One of our past safaris in the northern Serengeti coincided with the first rains of the season, outside the peak of the migration. The herds had moved on, leaving superb opportunities for viewing the resident game. One memorable afternoon, we watched a female leopard walk towards a large rocky outcrop and leap up effortlessly to where her sub-adult cub was waiting – they greeted by rubbing faces, and settled down to rest. Around us, a spectacular thunderstorm was brewing and the drama increased when we saw a pride of seventeen lions less than a hundred yards from the leopards.

Given the chance, lions will kill any other predator to reduce competition for food. At the same time that we noticed the lions, the leopards also caught sight of them. The mother tensed, and her cub watched her intently, aware of potential danger. As the lions stirred and gradually became more alert, they focused on the leopards – at this point, the mother decided it was time to go, and slipped off the rock with her cub in tow towards a stand of trees growing on one of the rocky outcrops. The lions lost interest, obviously deciding that the leopards weren’t worth the effort of chasing, and let them go unscathed.

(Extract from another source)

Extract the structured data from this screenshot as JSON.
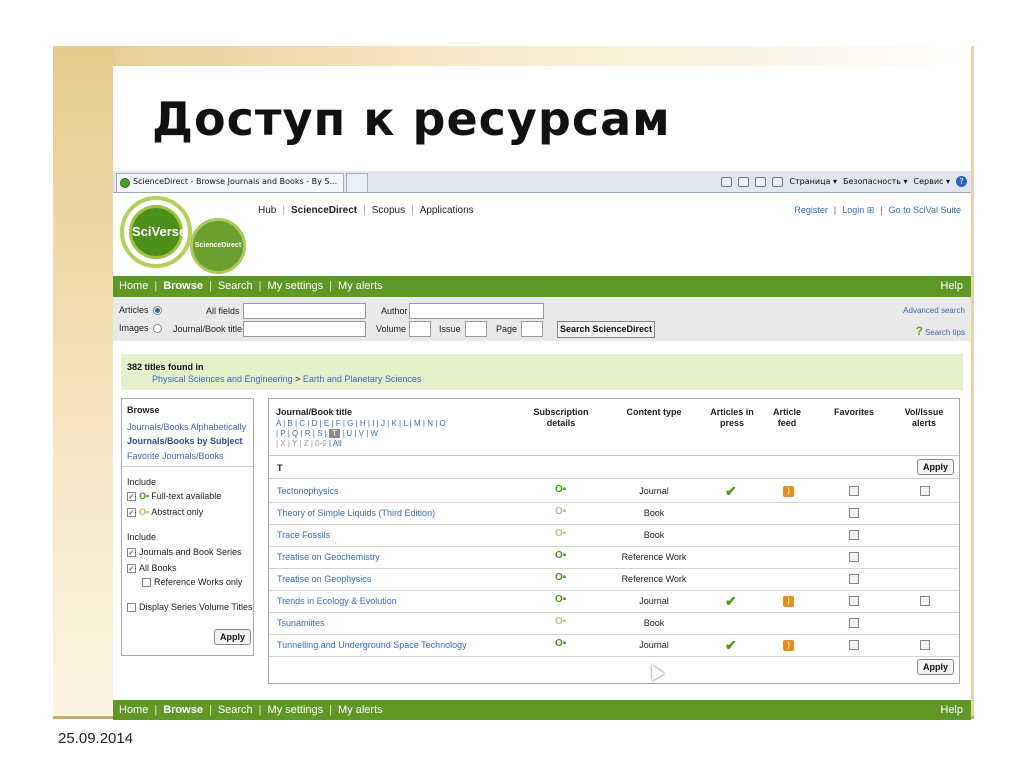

The afternoon wore on and we stayed with the leopards as one of the most spectacular thunderstorms I’ve ever seen erupted all around us. What a privilege to have a pride of lions on one side, and two leopards on the other! This combination of no-one else around, fantastic game viewing, dramatic skies and thunderstorms is one of the aspects I love about this time of year in the northern Serengeti.